- How will the microservice review board help to mitigate risk, reduce complexity and expedite the project?
- What should be the frequency of meetings, and under what conditions should personnel engage the microservice architecture review board?
The microservices architecture review board assesses and reviews the architecture to ensure compliance, the achievement of organizational IT objectives and alignment with references and standards. The board needs members who are experts in IT and microservices architecture. Thus technical leaders and domain architects are selected as board members, and their opinions are taken when the need arises.
The microservices architecture board meets at periodic intervals to scrutinize implementations and architecture for improvements. This should happen at least once a month or more frequently if that is necessary.
The microservices architecture review board has a key role in implementing the microservices architecture from the moment design starts. The board creates and selects references and standards for the endeavor. All of this is maintained and reviewed regularly. Thus, the microservice architecture review board is influential in keeping microservice design, development and implementation initiatives congruent with corporate policies.
The microservices architecture review board will ensure that the following criteria are fulfilled at all stages of design, development, implementation and operation.
Microservices are preferred since they are loosely coupled. This provides several advantages. Developing and implementing new technologies is much simpler with microservices architecture since there will be fewer consequences for the entire system.
Singular monolithic architectures are problematic since everything is interdependent and linked with everything else. Thus, implementing new technologies can have unexpected ramifications in unexpected places due to this factor.
The microservices architecture review board will check to see that microservices are indeed loosely coupled so that such problems do not transpire.
With microservices, applications can be broken down into smaller components that are autonomous and thus easier to maintain and upgrade. In the microservice architecture, constituent services can be managed, deployed and developed independently. They can make use of various programming languages and technologies with less risk of unintended consequences. The review board will have to check whether or not these characteristics are present in the current system.
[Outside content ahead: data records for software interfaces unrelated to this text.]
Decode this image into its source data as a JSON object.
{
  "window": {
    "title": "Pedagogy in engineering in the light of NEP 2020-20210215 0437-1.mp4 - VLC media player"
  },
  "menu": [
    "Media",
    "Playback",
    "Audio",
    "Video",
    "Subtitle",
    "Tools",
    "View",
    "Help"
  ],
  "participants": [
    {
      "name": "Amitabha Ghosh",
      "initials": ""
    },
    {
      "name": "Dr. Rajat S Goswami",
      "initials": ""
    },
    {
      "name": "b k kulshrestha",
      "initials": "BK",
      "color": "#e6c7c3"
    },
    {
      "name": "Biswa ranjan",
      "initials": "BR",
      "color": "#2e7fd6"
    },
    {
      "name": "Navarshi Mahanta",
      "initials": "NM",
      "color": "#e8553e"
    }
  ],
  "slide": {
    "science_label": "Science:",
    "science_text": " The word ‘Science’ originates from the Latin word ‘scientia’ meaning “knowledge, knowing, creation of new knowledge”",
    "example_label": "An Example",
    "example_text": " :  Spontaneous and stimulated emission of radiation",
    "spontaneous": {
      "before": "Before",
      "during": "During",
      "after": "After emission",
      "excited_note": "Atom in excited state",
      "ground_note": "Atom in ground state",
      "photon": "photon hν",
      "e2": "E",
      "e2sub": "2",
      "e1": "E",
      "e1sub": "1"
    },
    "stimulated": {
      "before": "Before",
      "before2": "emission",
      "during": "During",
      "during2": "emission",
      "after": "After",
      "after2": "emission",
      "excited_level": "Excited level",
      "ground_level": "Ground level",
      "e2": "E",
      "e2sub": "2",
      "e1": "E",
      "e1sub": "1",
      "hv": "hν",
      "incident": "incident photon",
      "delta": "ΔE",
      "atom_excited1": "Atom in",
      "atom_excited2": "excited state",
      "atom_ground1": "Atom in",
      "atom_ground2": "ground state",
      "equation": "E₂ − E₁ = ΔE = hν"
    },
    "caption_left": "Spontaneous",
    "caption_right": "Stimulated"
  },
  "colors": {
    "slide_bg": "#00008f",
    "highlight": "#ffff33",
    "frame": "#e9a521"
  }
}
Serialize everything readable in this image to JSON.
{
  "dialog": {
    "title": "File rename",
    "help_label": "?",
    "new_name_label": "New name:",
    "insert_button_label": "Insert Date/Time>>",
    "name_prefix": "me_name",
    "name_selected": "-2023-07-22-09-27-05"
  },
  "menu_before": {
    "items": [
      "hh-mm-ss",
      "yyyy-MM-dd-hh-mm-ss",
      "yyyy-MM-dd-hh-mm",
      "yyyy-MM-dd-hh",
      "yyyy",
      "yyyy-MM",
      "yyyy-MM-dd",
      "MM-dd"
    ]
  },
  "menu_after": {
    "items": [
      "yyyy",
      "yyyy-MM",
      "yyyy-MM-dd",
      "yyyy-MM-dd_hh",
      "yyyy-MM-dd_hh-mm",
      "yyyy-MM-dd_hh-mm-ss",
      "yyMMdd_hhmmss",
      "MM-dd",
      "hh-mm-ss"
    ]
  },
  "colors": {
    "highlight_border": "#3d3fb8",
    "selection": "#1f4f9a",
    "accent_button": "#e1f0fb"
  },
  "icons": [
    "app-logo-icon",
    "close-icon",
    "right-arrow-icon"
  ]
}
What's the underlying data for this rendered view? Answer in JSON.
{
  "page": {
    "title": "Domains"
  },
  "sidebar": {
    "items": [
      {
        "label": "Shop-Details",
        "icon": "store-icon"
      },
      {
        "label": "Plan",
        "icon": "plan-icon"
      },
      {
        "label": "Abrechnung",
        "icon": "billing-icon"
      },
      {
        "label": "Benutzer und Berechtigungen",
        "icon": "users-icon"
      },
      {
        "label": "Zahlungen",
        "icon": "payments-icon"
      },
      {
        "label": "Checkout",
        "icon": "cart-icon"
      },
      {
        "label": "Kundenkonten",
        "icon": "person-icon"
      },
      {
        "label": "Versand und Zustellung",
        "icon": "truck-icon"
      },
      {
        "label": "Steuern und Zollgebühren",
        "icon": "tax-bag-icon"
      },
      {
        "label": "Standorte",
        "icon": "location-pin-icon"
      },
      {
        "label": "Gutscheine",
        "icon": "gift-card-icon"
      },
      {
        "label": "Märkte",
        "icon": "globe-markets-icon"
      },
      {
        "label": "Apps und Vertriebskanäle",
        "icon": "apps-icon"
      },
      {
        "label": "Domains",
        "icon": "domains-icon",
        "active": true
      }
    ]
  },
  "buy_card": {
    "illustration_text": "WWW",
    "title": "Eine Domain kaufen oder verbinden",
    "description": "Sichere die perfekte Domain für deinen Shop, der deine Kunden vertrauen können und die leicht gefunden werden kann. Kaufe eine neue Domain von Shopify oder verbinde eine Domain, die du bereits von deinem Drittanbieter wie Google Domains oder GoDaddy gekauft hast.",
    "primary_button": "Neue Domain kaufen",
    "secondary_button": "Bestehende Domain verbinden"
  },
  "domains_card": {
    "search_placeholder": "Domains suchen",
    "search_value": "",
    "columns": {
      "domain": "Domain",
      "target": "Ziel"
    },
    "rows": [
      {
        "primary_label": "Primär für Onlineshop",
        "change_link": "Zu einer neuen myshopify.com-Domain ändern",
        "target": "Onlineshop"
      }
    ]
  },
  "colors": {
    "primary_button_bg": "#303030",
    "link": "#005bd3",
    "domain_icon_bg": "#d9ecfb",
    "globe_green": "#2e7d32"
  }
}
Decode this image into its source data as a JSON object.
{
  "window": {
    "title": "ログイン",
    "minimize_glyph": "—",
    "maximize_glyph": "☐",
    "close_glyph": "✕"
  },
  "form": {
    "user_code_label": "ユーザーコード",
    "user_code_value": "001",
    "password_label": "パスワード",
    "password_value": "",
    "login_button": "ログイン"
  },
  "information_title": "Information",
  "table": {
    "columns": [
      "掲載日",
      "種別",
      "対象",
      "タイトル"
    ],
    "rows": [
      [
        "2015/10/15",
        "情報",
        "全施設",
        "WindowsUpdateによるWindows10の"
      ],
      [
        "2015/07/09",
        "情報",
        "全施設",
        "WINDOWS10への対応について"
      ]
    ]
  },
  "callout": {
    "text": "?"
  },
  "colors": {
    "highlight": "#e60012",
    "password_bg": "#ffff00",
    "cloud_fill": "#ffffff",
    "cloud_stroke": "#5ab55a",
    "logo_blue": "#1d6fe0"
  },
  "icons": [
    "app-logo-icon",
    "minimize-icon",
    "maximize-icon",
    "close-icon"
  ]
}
Performance issues are more easily identified and resolved when microservice architecture is implemented. Thus, the review will ensure a modular structure in the microservice architecture being implemented so that faults can be isolated and rectified more easily. When faults do transpire, the system as a whole is not affected as strongly as monolithic systems. Downtimes are reduced to a minimum. Technical experts can make necessary changes to modules without having to redeploy the whole system. Hence microservices provide for more resilient systems.
Since each service can use different technologies and programming languages, the development team can opt for the optimal technological stack without having to worry over compatibility.
As a result of this, it is possible to scale individual services separately and add new components without redeploying the whole system. Developers can also avoid downtime due to this. They can also deploy services in multiple services without impacting system performance.
Conclusion for Microservices Architecture Review Board
The microservice architecture review board must ensure that microservice architecture is properly implemented during the design and development phase so that such benefits can be realized.